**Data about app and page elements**
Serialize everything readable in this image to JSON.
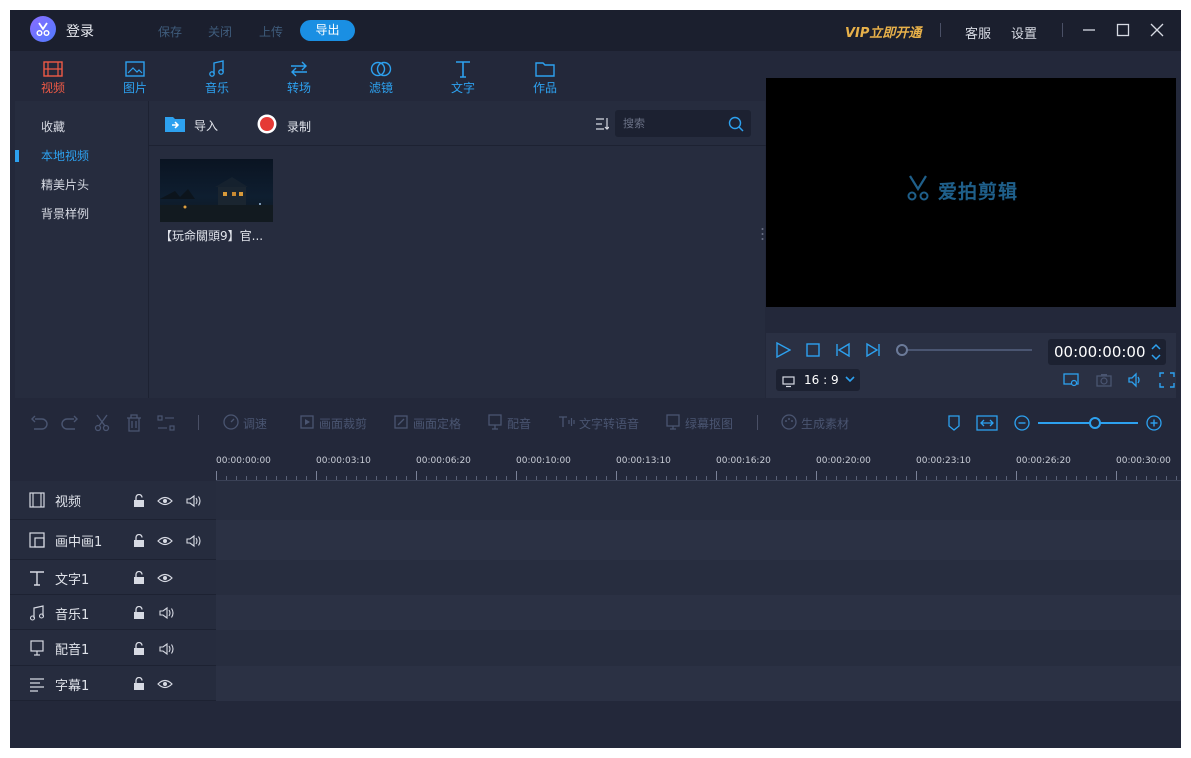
{
  "titlebar": {
    "login_label": "登录",
    "menu": [
      "保存",
      "关闭",
      "上传"
    ],
    "export_label": "导出",
    "vip_label": "VIP立即开通",
    "service_label": "客服",
    "settings_label": "设置"
  },
  "tabs": [
    {
      "label": "视频",
      "icon": "film-icon",
      "active": true
    },
    {
      "label": "图片",
      "icon": "image-icon"
    },
    {
      "label": "音乐",
      "icon": "music-icon"
    },
    {
      "label": "转场",
      "icon": "transition-icon"
    },
    {
      "label": "滤镜",
      "icon": "filter-icon"
    },
    {
      "label": "文字",
      "icon": "text-icon"
    },
    {
      "label": "作品",
      "icon": "folder-icon"
    }
  ],
  "leftnav": {
    "items": [
      "收藏",
      "本地视频",
      "精美片头",
      "背景样例"
    ],
    "active_index": 1
  },
  "media": {
    "import_label": "导入",
    "record_label": "录制",
    "search_placeholder": "搜索",
    "items": [
      {
        "caption": "【玩命關頭9】官..."
      }
    ]
  },
  "preview": {
    "brand": "爱拍剪辑",
    "timecode": "00:00:00:00",
    "ratio": "16 : 9"
  },
  "edit_toolbar": {
    "tools": [
      "调速",
      "画面裁剪",
      "画面定格",
      "配音",
      "文字转语音",
      "绿幕抠图",
      "生成素材"
    ]
  },
  "ruler": {
    "labels": [
      "00:00:00:00",
      "00:00:03:10",
      "00:00:06:20",
      "00:00:10:00",
      "00:00:13:10",
      "00:00:16:20",
      "00:00:20:00",
      "00:00:23:10",
      "00:00:26:20",
      "00:00:30:00"
    ]
  },
  "tracks": [
    {
      "name": "视频",
      "icon": "film-icon"
    },
    {
      "name": "画中画1",
      "icon": "pip-icon"
    },
    {
      "name": "文字1",
      "icon": "text-icon"
    },
    {
      "name": "音乐1",
      "icon": "music-icon"
    },
    {
      "name": "配音1",
      "icon": "dubbing-icon"
    },
    {
      "name": "字幕1",
      "icon": "subtitle-icon"
    }
  ],
  "colors": {
    "accent": "#2da1ef",
    "active_tab": "#f05a46",
    "vip": "#e8b14a",
    "record": "#e53935"
  }
}
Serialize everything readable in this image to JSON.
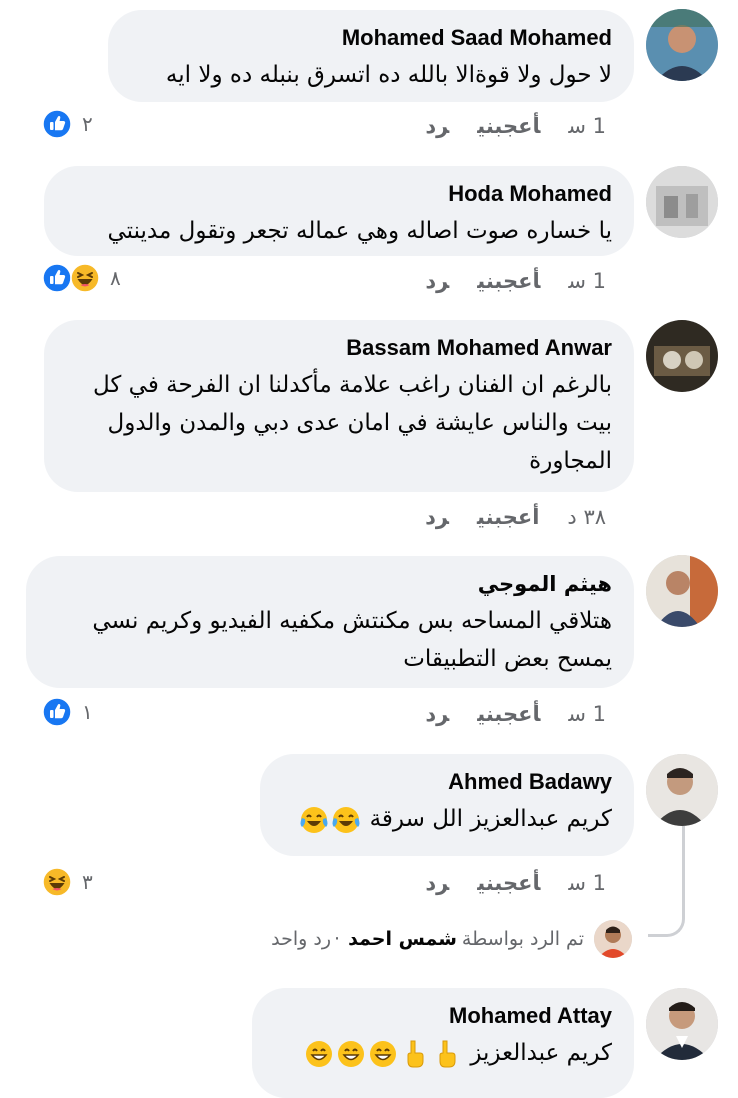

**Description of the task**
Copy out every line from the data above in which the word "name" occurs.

**Exercise result**
      "name": "视频",
      "name": "画中画1",
      "name": "文字1",
      "name": "音乐1",
      "name": "配音1",
      "name": "字幕1",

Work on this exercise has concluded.